Saturday morning bent on a days fish
ing, of which sport he was passion
atelly fond, and the body was not
found until near noon.
Mr. Sandifer was a native of Lan
caster, but many years ago removed
to Danville and for forty six years has
been connected with the Boyle Nation
al Bank and for the past fifteen years
has been the cashier of that institu
tion; he was connected with many of
the other business enterprises of Dan
ville. He was a member and active
worker in the Methodist church and
was one of the most prominent Masons
in Kentucky, being past Eminent Com
mander of the Grand Commandery of
ths state, and one of the most efficient
teachers of Masonry in the state.

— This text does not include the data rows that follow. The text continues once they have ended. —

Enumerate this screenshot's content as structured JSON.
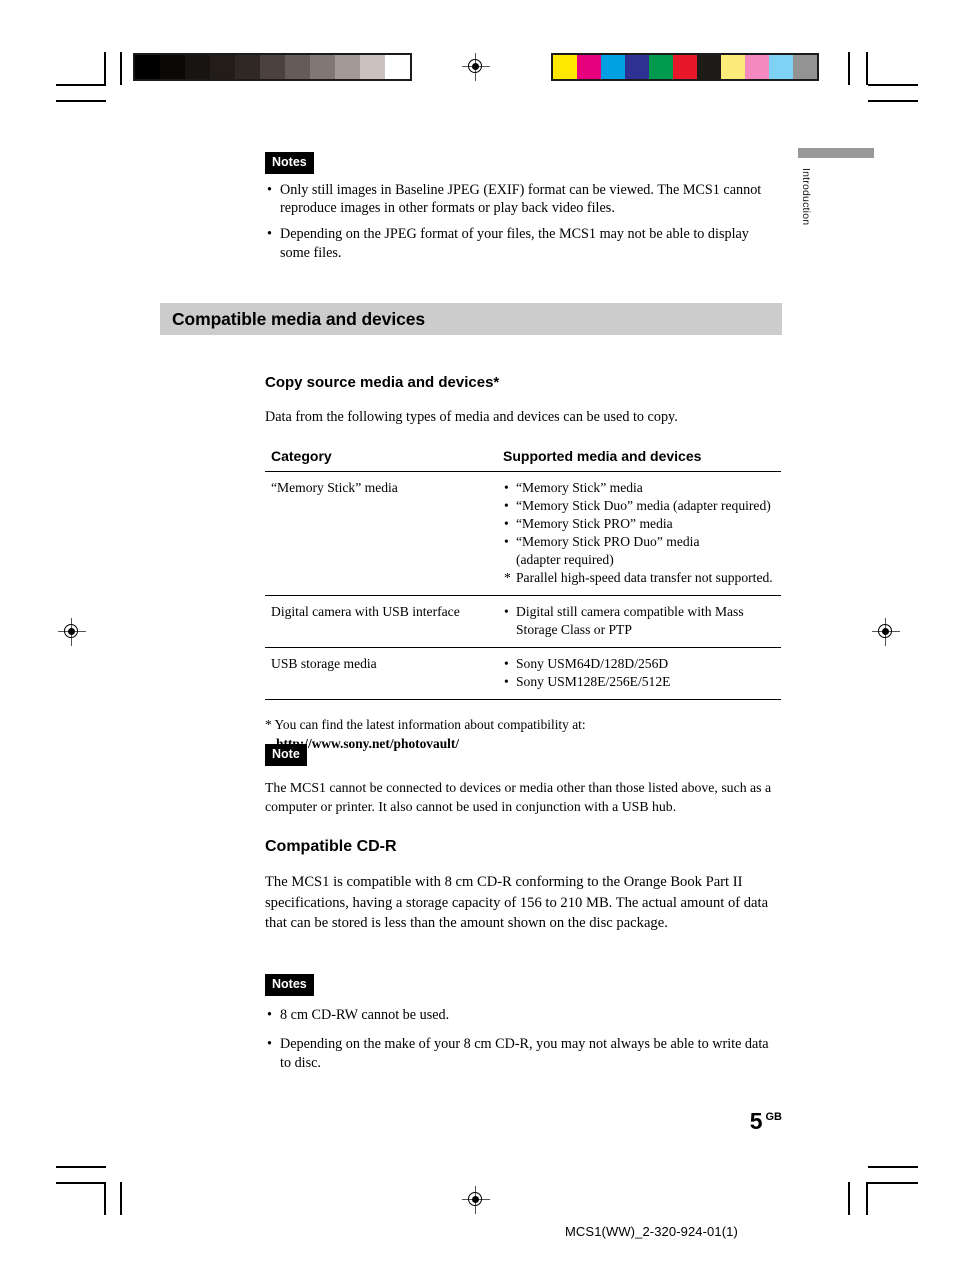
{
  "marks": {
    "grayscale_wedge": [
      "#000000",
      "#0b0908",
      "#181412",
      "#231d1a",
      "#302825",
      "#4b413d",
      "#655b57",
      "#827873",
      "#a49a95",
      "#ccc2bd",
      "#ffffff"
    ],
    "color_wedge": [
      "#ffe800",
      "#e6007e",
      "#00a0e3",
      "#2e3192",
      "#009a4e",
      "#e8172a",
      "#1d1a18",
      "#fbeb78",
      "#f489c0",
      "#7ed3f5",
      "#939393"
    ],
    "registration_mark_name": "registration-target"
  },
  "tab": {
    "label": "Introduction",
    "bar_color": "#999999"
  },
  "notes_top": {
    "badge": "Notes",
    "items": [
      "Only still images in Baseline JPEG (EXIF) format can be viewed. The MCS1 cannot reproduce images in other formats or play back video files.",
      "Depending on the JPEG format of your files, the MCS1 may not be able to display some files."
    ]
  },
  "banner": {
    "title": "Compatible media and devices",
    "background": "#cccccc"
  },
  "section_copy_source": {
    "heading": "Copy source media and devices*",
    "intro": "Data from the following types of media and devices can be used to copy.",
    "table": {
      "headers": [
        "Category",
        "Supported media and devices"
      ],
      "rows": [
        {
          "category": "“Memory Stick” media",
          "items": [
            {
              "marker": "bullet",
              "text": "“Memory Stick” media"
            },
            {
              "marker": "bullet",
              "text": "“Memory Stick Duo” media (adapter required)"
            },
            {
              "marker": "bullet",
              "text": "“Memory Stick PRO” media"
            },
            {
              "marker": "bullet",
              "text": "“Memory Stick PRO Duo” media"
            },
            {
              "marker": "none",
              "text": "(adapter required)"
            },
            {
              "marker": "star",
              "text": "Parallel high-speed data transfer not supported."
            }
          ]
        },
        {
          "category": "Digital camera with USB interface",
          "items": [
            {
              "marker": "bullet",
              "text": "Digital still camera compatible with Mass Storage Class or PTP"
            }
          ]
        },
        {
          "category": "USB storage media",
          "items": [
            {
              "marker": "bullet",
              "text": "Sony USM64D/128D/256D"
            },
            {
              "marker": "bullet",
              "text": "Sony USM128E/256E/512E"
            }
          ]
        }
      ]
    },
    "footnote": "* You can find the latest information about compatibility at:",
    "footnote_url": "http://www.sony.net/photovault/"
  },
  "note_middle": {
    "badge": "Note",
    "text": "The MCS1 cannot be connected to devices or media other than those listed above, such as a computer or printer. It also cannot be used in conjunction with a USB hub."
  },
  "section_cdr": {
    "heading": "Compatible CD-R",
    "body": "The MCS1 is compatible with 8 cm CD-R conforming to the Orange Book Part II specifications, having a storage capacity of 156 to 210 MB. The actual amount of data that can be stored is less than the amount shown on the disc package.",
    "notes_badge": "Notes",
    "notes": [
      "8 cm CD-RW cannot be used.",
      "Depending on the make of your 8 cm CD-R, you may not always be able to write data to disc."
    ]
  },
  "footer": {
    "page_number": "5",
    "page_locale": "GB",
    "document_code": "MCS1(WW)_2-320-924-01(1)"
  }
}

The
high esteem in which Mr. Sandifer
was held in Danville was svidenced by
the vast outpouring of people to hia
funeral, which was held at the Metho
dist church in Danvijle on Monday
afternoon and which waa conducted by
the Danville lodges, supplemented by
Masons from all over the state, nearly
400 being in the funeral march; a hush
seemed to pervade the entire communi
ty, the streets along the line of march
were thronged with people, high and
low, rich and poor alike, with bowed
head and downcast eyes, mourned the
loss of so good and true a man.
Mr. Sandifer was sixty seven years
of age. He is survived by his wife and
one son. Henry G. Sandifer Jr, of
Danville. He was a cousin to Mrs. E.
W. Harris, Mrs. W. L. Lawson $nd,
Mrs. S. B. Henry of this city,
V A n T ..t. J A TX- 1 .
iuu iire mv neu iu a ueiuunsirmion 01 tL
TUr South Bend DAllfE
I HE MALLEABLE N All lit
T3ADE MARK T?iio
( "L"zr"v' - 1-av t .4
and an Exhibition of Cooking in Paper Bags.
g October 21st to October 26th
1 naselden Brothers
,BffiiiiisinsiiiaiWi:aiii TgnnaEisna 'gsujsuinsnigi
3 ami lW28i'"n f "i"" P r - ! if ff v MD
Are made better, run lighter and
last longer than ever before.
Our prices are right.
W. J. ROMANS.
Complete line of Fatuous White Horse Brand Can Goods
Buy The Best Canned Goods
That You -Can.
Don't ask for cheapness. Keep thinking
Thats our advice.
If you know only alittle about brands
you can still be safe for this store always
stands for your safety.
We have nothing that you need hesitate
about buying or eating.
"Purity a surety" is our Canned Goods
All that is ever canned we have.
Fish, Fruit, Vegetables.
And never forget that buying here is the
best way to be sure.
spoof) ires pupjg asioH sjmM snourej jo ami ejsxdraoo